[Exercise inputs Boundary: Start]

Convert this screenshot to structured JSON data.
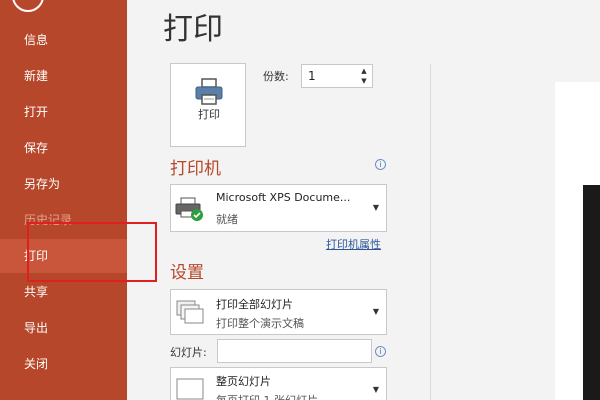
{
  "sidebar": {
    "items": [
      {
        "label": "信息"
      },
      {
        "label": "新建"
      },
      {
        "label": "打开"
      },
      {
        "label": "保存"
      },
      {
        "label": "另存为"
      },
      {
        "label": "历史记录"
      },
      {
        "label": "打印"
      },
      {
        "label": "共享"
      },
      {
        "label": "导出"
      },
      {
        "label": "关闭"
      }
    ],
    "active_index": 6,
    "color": "#b7472a"
  },
  "main": {
    "title": "打印",
    "print_button_label": "打印",
    "copies_label": "份数:",
    "copies_value": "1",
    "printer_section_title": "打印机",
    "printer": {
      "name": "Microsoft XPS Docume...",
      "status": "就绪"
    },
    "printer_properties_link": "打印机属性",
    "settings_section_title": "设置",
    "print_range": {
      "title": "打印全部幻灯片",
      "subtitle": "打印整个演示文稿"
    },
    "slides_label": "幻灯片:",
    "slides_value": "",
    "layout": {
      "title": "整页幻灯片",
      "subtitle": "每页打印 1 张幻灯片"
    }
  }
}
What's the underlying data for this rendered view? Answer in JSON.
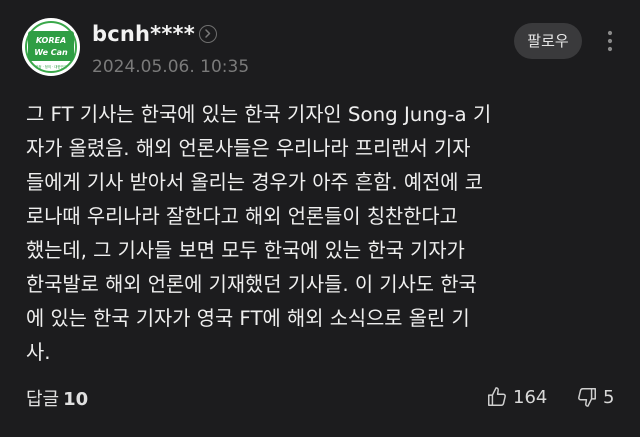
{
  "comment": {
    "author": "bcnh****",
    "date": "2024.05.06. 10:35",
    "follow_label": "팔로우",
    "avatar": {
      "line1": "KOREA",
      "line2": "We Can",
      "caption": "공정 · 정의 · 대한민국",
      "colors": {
        "ring": "#3aa84a",
        "fill": "#2f9e44",
        "text": "#ffffff"
      }
    },
    "body_lines": [
      "그 FT 기사는 한국에 있는 한국 기자인 Song Jung-a 기",
      "자가 올렸음. 해외 언론사들은 우리나라 프리랜서 기자",
      "들에게 기사 받아서 올리는 경우가 아주 흔함. 예전에 코",
      "로나때 우리나라 잘한다고 해외 언론들이 칭찬한다고",
      "했는데, 그 기사들 보면 모두 한국에 있는 한국 기자가",
      "한국발로 해외 언론에 기재했던 기사들. 이 기사도 한국",
      "에 있는 한국 기자가 영국 FT에 해외 소식으로 올린 기",
      "사."
    ],
    "footer": {
      "reply_label": "답글",
      "reply_count": "10",
      "like_count": "164",
      "dislike_count": "5"
    }
  },
  "icons": {
    "profile": "chevron-right-circle-icon",
    "more": "more-vertical-icon",
    "like": "thumbs-up-icon",
    "dislike": "thumbs-down-icon"
  },
  "theme": {
    "background": "#1c1c1e",
    "text": "#efefef",
    "muted": "#7a7a7a",
    "button_bg": "#3a3a3c"
  }
}
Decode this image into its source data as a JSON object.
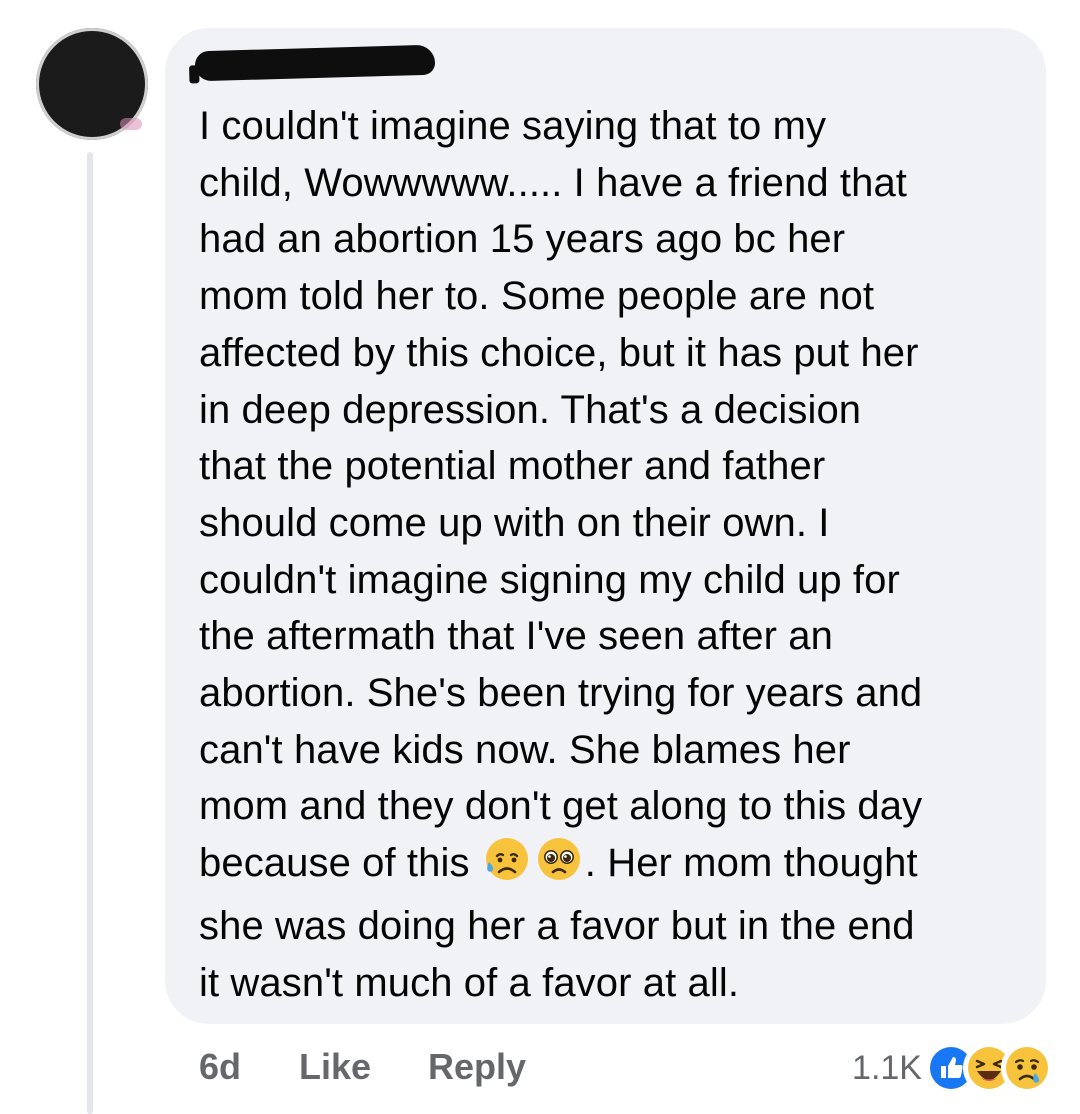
{
  "comment": {
    "paragraph_lines": [
      "I couldn't imagine saying that to my",
      "child, Wowwwww..... I have a friend that",
      "had an abortion 15 years ago bc her",
      "mom told her to. Some people are not",
      "affected by this choice, but it has put her",
      "in deep depression. That's a decision",
      "that the potential mother and father",
      "should come up with on their own. I",
      "couldn't imagine signing my child up for",
      "the aftermath that I've seen after an",
      "abortion. She's been trying for years and",
      "can't have kids now. She blames her",
      "mom and they don't get along to this day"
    ],
    "emoji_line_before": "because of this ",
    "emoji_line_after": ". Her mom thought",
    "tail_lines": [
      "she was doing her a favor but in the end",
      "it wasn't much of a favor at all."
    ],
    "inline_emojis": [
      "sad-but-relieved-face",
      "pleading-face"
    ]
  },
  "actions": {
    "time": "6d",
    "like_label": "Like",
    "reply_label": "Reply"
  },
  "reactions": {
    "count": "1.1K",
    "icons": [
      "like-reaction",
      "haha-reaction",
      "sad-reaction"
    ]
  },
  "colors": {
    "bubble_background": "#f0f2f5",
    "text": "#050505",
    "secondary_text": "#65676b",
    "like_blue": "#1877f2",
    "emoji_yellow": "#f7c23c"
  }
}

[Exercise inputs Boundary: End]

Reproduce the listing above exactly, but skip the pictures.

** Response below **
Convert this screenshot to structured JSON data.
{
  "sidebar": {
    "items": [
      {
        "label": "信息"
      },
      {
        "label": "新建"
      },
      {
        "label": "打开"
      },
      {
        "label": "保存"
      },
      {
        "label": "另存为"
      },
      {
        "label": "历史记录"
      },
      {
        "label": "打印"
      },
      {
        "label": "共享"
      },
      {
        "label": "导出"
      },
      {
        "label": "关闭"
      }
    ],
    "active_index": 6,
    "color": "#b7472a"
  },
  "main": {
    "title": "打印",
    "print_button_label": "打印",
    "copies_label": "份数:",
    "copies_value": "1",
    "printer_section_title": "打印机",
    "printer": {
      "name": "Microsoft XPS Docume...",
      "status": "就绪"
    },
    "printer_properties_link": "打印机属性",
    "settings_section_title": "设置",
    "print_range": {
      "title": "打印全部幻灯片",
      "subtitle": "打印整个演示文稿"
    },
    "slides_label": "幻灯片:",
    "slides_value": "",
    "layout": {
      "title": "整页幻灯片",
      "subtitle": "每页打印 1 张幻灯片"
    }
  }
}
What's the underlying data for this rendered view? Answer in JSON.
{
  "comment": {
    "author": "bcnh****",
    "date": "2024.05.06. 10:35",
    "follow_label": "팔로우",
    "avatar": {
      "line1": "KOREA",
      "line2": "We Can",
      "caption": "공정 · 정의 · 대한민국",
      "colors": {
        "ring": "#3aa84a",
        "fill": "#2f9e44",
        "text": "#ffffff"
      }
    },
    "body_lines": [
      "그 FT 기사는 한국에 있는 한국 기자인 Song Jung-a 기",
      "자가 올렸음. 해외 언론사들은 우리나라 프리랜서 기자",
      "들에게 기사 받아서 올리는 경우가 아주 흔함. 예전에 코",
      "로나때 우리나라 잘한다고 해외 언론들이 칭찬한다고",
      "했는데, 그 기사들 보면 모두 한국에 있는 한국 기자가",
      "한국발로 해외 언론에 기재했던 기사들. 이 기사도 한국",
      "에 있는 한국 기자가 영국 FT에 해외 소식으로 올린 기",
      "사."
    ],
    "footer": {
      "reply_label": "답글",
      "reply_count": "10",
      "like_count": "164",
      "dislike_count": "5"
    }
  },
  "icons": {
    "profile": "chevron-right-circle-icon",
    "more": "more-vertical-icon",
    "like": "thumbs-up-icon",
    "dislike": "thumbs-down-icon"
  },
  "theme": {
    "background": "#1c1c1e",
    "text": "#efefef",
    "muted": "#7a7a7a",
    "button_bg": "#3a3a3c"
  }
}
Decode this image into its source data as a JSON object.
{
  "comment": {
    "paragraph_lines": [
      "I couldn't imagine saying that to my",
      "child, Wowwwww..... I have a friend that",
      "had an abortion 15 years ago bc her",
      "mom told her to. Some people are not",
      "affected by this choice, but it has put her",
      "in deep depression. That's a decision",
      "that the potential mother and father",
      "should come up with on their own. I",
      "couldn't imagine signing my child up for",
      "the aftermath that I've seen after an",
      "abortion. She's been trying for years and",
      "can't have kids now. She blames her",
      "mom and they don't get along to this day"
    ],
    "emoji_line_before": "because of this ",
    "emoji_line_after": ". Her mom thought",
    "tail_lines": [
      "she was doing her a favor but in the end",
      "it wasn't much of a favor at all."
    ],
    "inline_emojis": [
      "sad-but-relieved-face",
      "pleading-face"
    ]
  },
  "actions": {
    "time": "6d",
    "like_label": "Like",
    "reply_label": "Reply"
  },
  "reactions": {
    "count": "1.1K",
    "icons": [
      "like-reaction",
      "haha-reaction",
      "sad-reaction"
    ]
  },
  "colors": {
    "bubble_background": "#f0f2f5",
    "text": "#050505",
    "secondary_text": "#65676b",
    "like_blue": "#1877f2",
    "emoji_yellow": "#f7c23c"
  }
}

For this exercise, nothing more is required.